A two-day summit in Istanbul between the foreign ministers of European countries and those of the Organisation of Islamic Conference (OIC) ended on February 12th with calls for a two-state solution to the Palestinian-Israeli conflict. A number of other issues were also discussed, such as the ongoing campaign against terrorism, many of them in smaller bilateral meetings on the sidelines, such as that between Turkey and Greece, and Turkey and Iraq. Aside from being the first time that such an event has been held, it comes only a short time after the EU foreign ministers met in Spain to discuss attempts at a common EU foreign policy.
The EU-OIC Joint Forum was proposed by the Turkish Foreign Minister Ismail Cem as a reaction to the terrorist attacks of September 11th to try and address what he called "deep-rooted prejudices" shortly before the meeting opened. Turkey, along with a number of other nations, was concerned that the hijackings and the campaign against terrorism would create a global divide along cultural and religious lines, especially against Islam. This fear was further fuelled by US President George Bush's remarks on the "axis of evil", two of whom, Iran and Iraq, were represented last week in Istanbul.
Turkey sees itself as a country in both camps, the European and the Islamic, and hence ideally suited to host the meeting and to provide a bridge between the two sides. Of importance to the non-Turkish attending countries was the absence of the US at the conference. Many members of the OIC have naturally been critical of the American campaign against terror, and most European countries, with more liberal views, are in favour of constructive dialogue with Iran and Iraq, and others, rather than ostracising borderline countries and pushing them towards terror. In his comments at the meeting the Sudanese Foreign Minister Mustapha Ismail, whose country is on a list of states supporting terror, said that the campaign against terror should not be extended too far, in case this pushes "those who are not terrorists to terrorism". The growing divisions between European countries and the US on foreign policy became more apparent at the EU foreign ministers meeting held in the Spain the previous week.
Of further concern to Turkey in recent months has been the possibility of the US raising its low-key air strikes against Iraq into a larger-scale military operation, something Ankara is essentially against. The fear is that such an operation would be extremely detrimental to Turkey's struggling economy as it is trying to recover, and could re-open the sensitive issue of the role of the Kurds in the region, an issue that has subdued since 1998. Although Turkey fears turmoil should the US attack Iraq, most observers concur that it is largely as a result of US influence that Turkey received its new IMF stand-by agreement in early February and that Ankara may yet be persuaded.

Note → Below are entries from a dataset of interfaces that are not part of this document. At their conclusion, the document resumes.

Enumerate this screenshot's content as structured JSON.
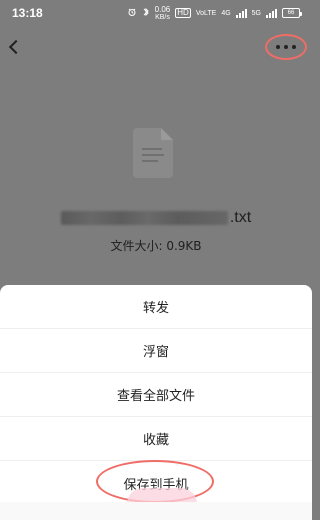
{
  "status_bar": {
    "time": "13:18",
    "network_speed_value": "0.06",
    "network_speed_unit": "KB/s",
    "hd_label": "HD",
    "volte_label": "VoLTE",
    "signal_label_1": "4G",
    "signal_label_2": "5G",
    "battery": "66",
    "icons": [
      "alarm-icon",
      "bluetooth-icon",
      "signal-icon",
      "battery-icon"
    ]
  },
  "header": {
    "back_icon": "chevron-left-icon",
    "more_icon": "ellipsis-icon"
  },
  "file": {
    "name_extension": ".txt",
    "size_text": "文件大小: 0.9KB"
  },
  "menu": {
    "items": [
      {
        "label": "转发"
      },
      {
        "label": "浮窗"
      },
      {
        "label": "查看全部文件"
      },
      {
        "label": "收藏"
      },
      {
        "label": "保存到手机"
      }
    ]
  },
  "colors": {
    "background": "#7d7d7d",
    "sheet": "#ffffff",
    "highlight": "#ef6d66"
  }
}
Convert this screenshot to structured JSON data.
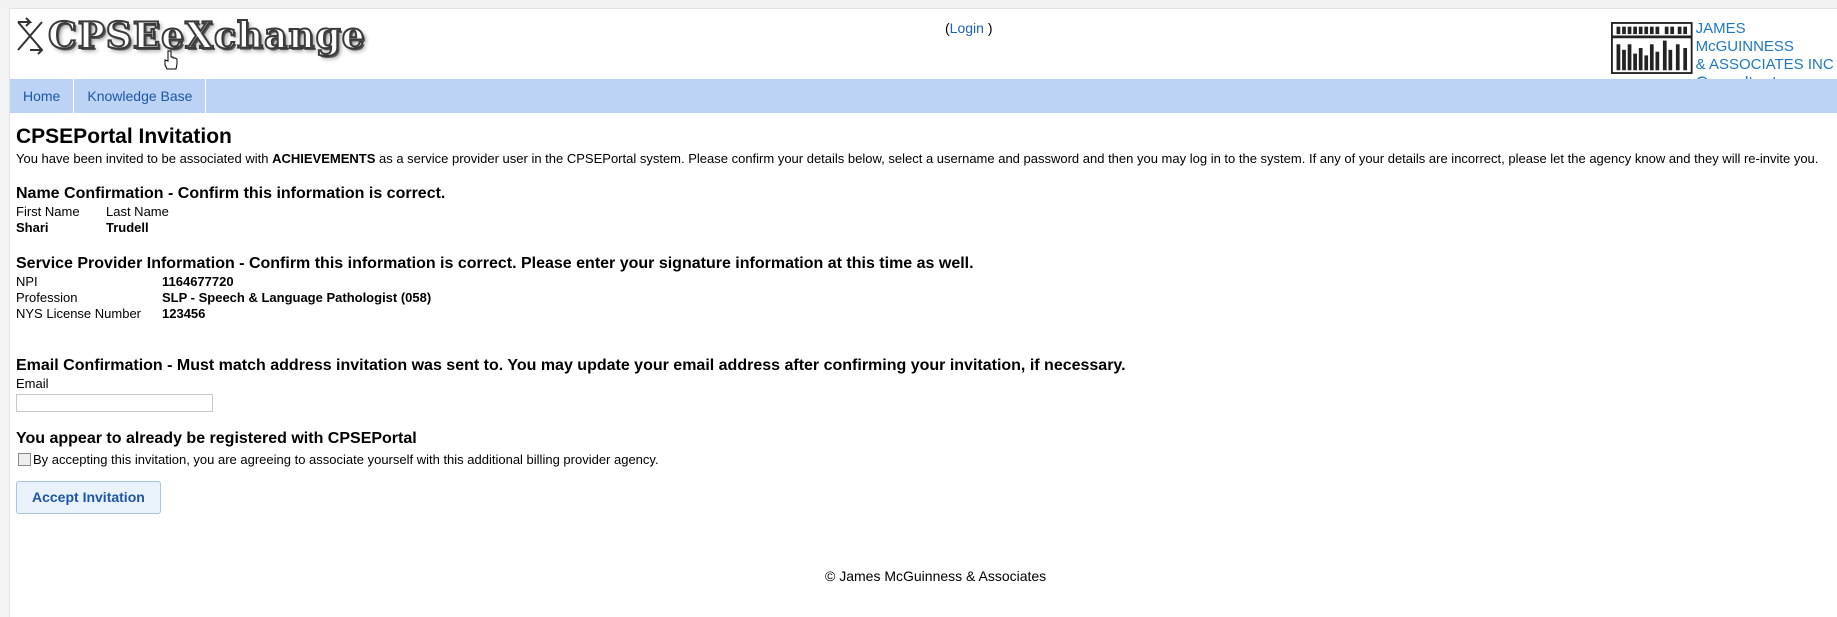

Prime Minister Bulent Ecevit said on February 12th that Turkey did not want a military operation against Iraq and was trying to avert it, but the governor of the Central Bank Sureyya Serdengecti noted on the same day that the bank had taken an attack into account. The recent exchange of letters between Turkish and Iraqi officials has culminated in the Foreign Minister Naji Sabri meeting with both Ecevit and Cem while in Turkey.
Naturally one of the main issues under discussion at the summit was the Middle East crisis. As is the case with borderline terror states, most of those attending the conference were in favour of dialogue to try and solve the issue. Although the final communique did not make any reference to Israeli attacks on Palestinians, to the dismay of the Arab states, both the OIC and the EU formally called for a two-state settlement to the problem.
On the first day of the meeting the Islamic countries had asked the EU countries to become more involved in the process, with the Iranian Foreign Minister Kamal Kharrazi stating that the EU should bring "a semblance of fairness, justice and pragmatism to the dynamics of politics in the Middle East". The EU had in any case been working on a new proposal for Middle Eastern peace, according to Spanish Foreign Minister Josep Pique on February 12th. This French proposal would see the immediate creation of a Palestinian state, recognised by Israel and the UN and fresh Palestinian elections. Although the EU countries all agreed on the first part, many were wary of elections, which some, such as Germany, feared would lead to hard-line factions gaining legitimacy. All the same the policy differs from that of the US, which would prefer to see negotiations proceeding in small steps.
Again this is an issue in which Turkey stands in the middle. Although it has a Muslim population its sympathies have more often than not been with Israel, largely through strained ties with Arab countries, which Turks believe are critical of Turkey's secularist policies.
The forum also provided other countries to get together and try and resolve regional differences. Aside from the meetings with Iraqi officials, in which Turkey reportedly tried to persuade Iraq to allow UN inspectors back into Iraq, Turkey also met with Greece, Bulgaria and Romania in a four-way session. The two NATO hopefuls had Greece and Turkey confirm their support for application to the alliance.